[Data about app and page elements]
/---

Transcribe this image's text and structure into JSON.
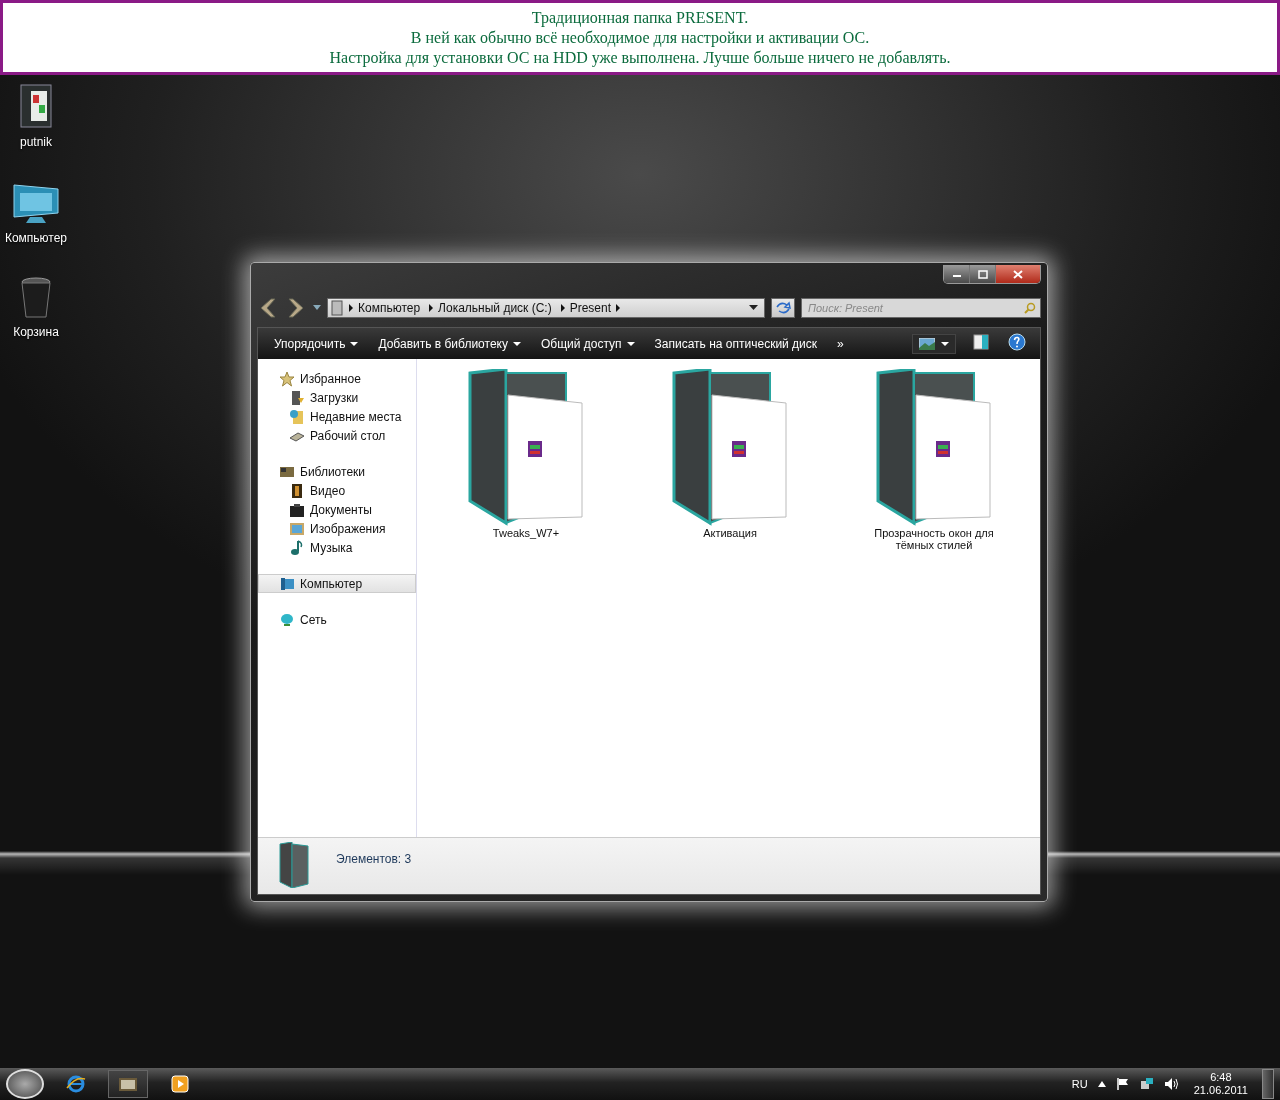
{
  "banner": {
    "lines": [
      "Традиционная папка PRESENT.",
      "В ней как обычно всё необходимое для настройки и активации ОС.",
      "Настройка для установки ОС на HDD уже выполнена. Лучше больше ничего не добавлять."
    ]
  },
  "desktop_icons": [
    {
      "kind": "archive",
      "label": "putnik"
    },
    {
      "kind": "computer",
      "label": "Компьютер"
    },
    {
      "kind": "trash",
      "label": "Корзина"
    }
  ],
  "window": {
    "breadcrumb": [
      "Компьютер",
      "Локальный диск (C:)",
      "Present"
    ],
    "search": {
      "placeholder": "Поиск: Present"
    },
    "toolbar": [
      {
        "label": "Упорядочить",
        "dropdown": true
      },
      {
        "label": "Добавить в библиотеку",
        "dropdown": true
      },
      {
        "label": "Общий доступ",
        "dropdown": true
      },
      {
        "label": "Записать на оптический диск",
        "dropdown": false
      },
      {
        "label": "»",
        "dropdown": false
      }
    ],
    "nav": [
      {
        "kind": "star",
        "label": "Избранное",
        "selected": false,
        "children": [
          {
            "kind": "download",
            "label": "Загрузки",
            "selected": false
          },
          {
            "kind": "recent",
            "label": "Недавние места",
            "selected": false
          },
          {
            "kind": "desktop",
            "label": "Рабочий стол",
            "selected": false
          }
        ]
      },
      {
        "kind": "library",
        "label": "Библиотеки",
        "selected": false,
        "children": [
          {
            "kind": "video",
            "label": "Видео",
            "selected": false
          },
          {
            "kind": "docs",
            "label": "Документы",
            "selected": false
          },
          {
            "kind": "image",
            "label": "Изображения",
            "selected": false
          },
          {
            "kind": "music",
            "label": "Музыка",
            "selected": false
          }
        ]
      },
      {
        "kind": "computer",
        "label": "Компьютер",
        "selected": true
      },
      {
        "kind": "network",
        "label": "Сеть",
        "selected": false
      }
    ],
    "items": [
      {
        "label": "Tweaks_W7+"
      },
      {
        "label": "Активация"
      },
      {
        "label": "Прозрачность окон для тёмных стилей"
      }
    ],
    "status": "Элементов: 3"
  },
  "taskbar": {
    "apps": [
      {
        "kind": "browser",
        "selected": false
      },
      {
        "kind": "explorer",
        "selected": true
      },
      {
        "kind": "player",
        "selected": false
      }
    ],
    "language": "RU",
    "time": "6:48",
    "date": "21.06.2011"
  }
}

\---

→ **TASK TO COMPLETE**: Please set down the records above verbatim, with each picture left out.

→ **TASK SOLUTION**:
Transcribe this image's text and structure into JSON.
{
  "banner": {
    "lines": [
      "Традиционная папка PRESENT.",
      "В ней как обычно всё необходимое для настройки и активации ОС.",
      "Настройка для установки ОС на HDD уже выполнена. Лучше больше ничего не добавлять."
    ]
  },
  "desktop_icons": [
    {
      "kind": "archive",
      "label": "putnik"
    },
    {
      "kind": "computer",
      "label": "Компьютер"
    },
    {
      "kind": "trash",
      "label": "Корзина"
    }
  ],
  "window": {
    "breadcrumb": [
      "Компьютер",
      "Локальный диск (C:)",
      "Present"
    ],
    "search": {
      "placeholder": "Поиск: Present"
    },
    "toolbar": [
      {
        "label": "Упорядочить",
        "dropdown": true
      },
      {
        "label": "Добавить в библиотеку",
        "dropdown": true
      },
      {
        "label": "Общий доступ",
        "dropdown": true
      },
      {
        "label": "Записать на оптический диск",
        "dropdown": false
      },
      {
        "label": "»",
        "dropdown": false
      }
    ],
    "nav": [
      {
        "kind": "star",
        "label": "Избранное",
        "selected": false,
        "children": [
          {
            "kind": "download",
            "label": "Загрузки",
            "selected": false
          },
          {
            "kind": "recent",
            "label": "Недавние места",
            "selected": false
          },
          {
            "kind": "desktop",
            "label": "Рабочий стол",
            "selected": false
          }
        ]
      },
      {
        "kind": "library",
        "label": "Библиотеки",
        "selected": false,
        "children": [
          {
            "kind": "video",
            "label": "Видео",
            "selected": false
          },
          {
            "kind": "docs",
            "label": "Документы",
            "selected": false
          },
          {
            "kind": "image",
            "label": "Изображения",
            "selected": false
          },
          {
            "kind": "music",
            "label": "Музыка",
            "selected": false
          }
        ]
      },
      {
        "kind": "computer",
        "label": "Компьютер",
        "selected": true
      },
      {
        "kind": "network",
        "label": "Сеть",
        "selected": false
      }
    ],
    "items": [
      {
        "label": "Tweaks_W7+"
      },
      {
        "label": "Активация"
      },
      {
        "label": "Прозрачность окон для тёмных стилей"
      }
    ],
    "status": "Элементов: 3"
  },
  "taskbar": {
    "apps": [
      {
        "kind": "browser",
        "selected": false
      },
      {
        "kind": "explorer",
        "selected": true
      },
      {
        "kind": "player",
        "selected": false
      }
    ],
    "language": "RU",
    "time": "6:48",
    "date": "21.06.2011"
  }
}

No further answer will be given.